Match-fixing cases on the rise in Europe
Speaking as an expert witness at a match-fixing trial in Bochum, Germany, Sportradar CEO Carsten Koerl said match-fixing was on the rise given the financial incentives involved.
"Manipulations are increasing," said Koerl, whose company tracks betting patterns and works with FIFA and UEFA.
"In the past five months we assume that between 70 and 100 games in Europe were manipulated."
He said, however, that given the tens of thousands of games being played each year the number of affected matches represented only a very small percentage.
"There is a clear development in this [betting activity] given that nowadays there are many more possibilities to earn money from this," Koerl said.

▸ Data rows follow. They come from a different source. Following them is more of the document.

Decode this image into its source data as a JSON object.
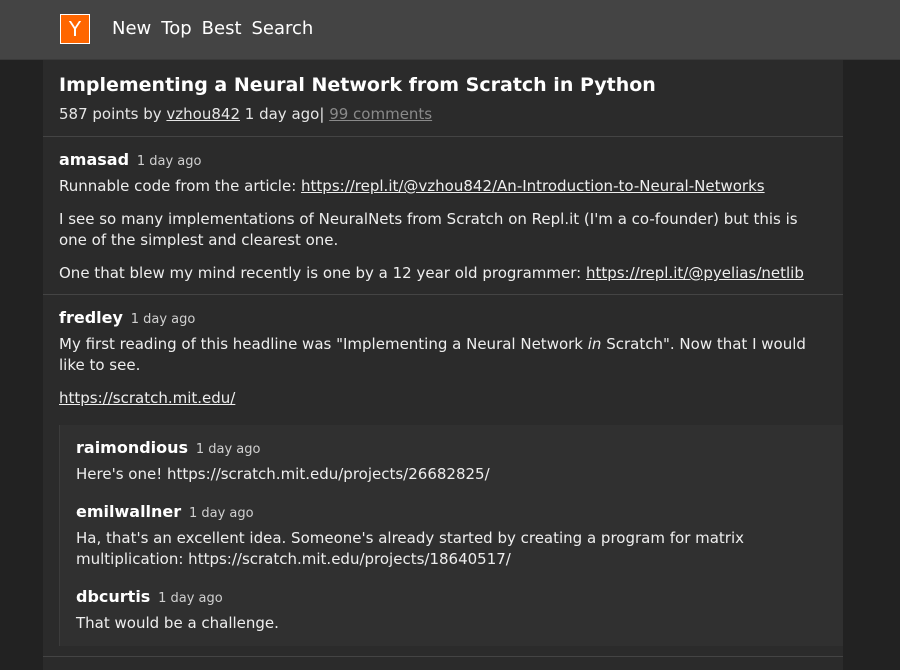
{
  "header": {
    "logo": "Y",
    "nav": [
      "New",
      "Top",
      "Best",
      "Search"
    ]
  },
  "story": {
    "title": "Implementing a Neural Network from Scratch in Python",
    "points_by": "587 points by",
    "author": "vzhou842",
    "time": "1 day ago",
    "separator": "|",
    "comments": "99 comments"
  },
  "comments": [
    {
      "user": "amasad",
      "time": "1 day ago",
      "p1_prefix": "Runnable code from the article: ",
      "p1_link": "https://repl.it/@vzhou842/An-Introduction-to-Neural-Networks",
      "p2": "I see so many implementations of NeuralNets from Scratch on Repl.it (I'm a co-founder) but this is one of the simplest and clearest one.",
      "p3_prefix": "One that blew my mind recently is one by a 12 year old programmer: ",
      "p3_link": "https://repl.it/@pyelias/netlib"
    },
    {
      "user": "fredley",
      "time": "1 day ago",
      "p1_a": "My first reading of this headline was \"Implementing a Neural Network ",
      "p1_em": "in",
      "p1_b": " Scratch\". Now that I would like to see.",
      "p2_link": "https://scratch.mit.edu/",
      "replies": [
        {
          "user": "raimondious",
          "time": "1 day ago",
          "text": "Here's one! https://scratch.mit.edu/projects/26682825/"
        },
        {
          "user": "emilwallner",
          "time": "1 day ago",
          "text": "Ha, that's an excellent idea. Someone's already started by creating a program for matrix multiplication: https://scratch.mit.edu/projects/18640517/"
        },
        {
          "user": "dbcurtis",
          "time": "1 day ago",
          "text": "That would be a challenge."
        }
      ]
    }
  ]
}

He did not say which countries were involved or what leagues were affected.
Four suspects are on trial after a 2009 German police operation unearthed a European match-fixing ring with more than 200 suspected members who fixed or tried to fix around 200 matches across the continent, including three in the Champions League.
European football's governing body UEFA at the time had called it the biggest betting scandal in Europe.
Initial estimates had put the illegal gains at about 10 million euros but court officials said the figure was just "the tip of the iceberg."
Further investigations have also implicated German football players from lower leagues.
The trial continues.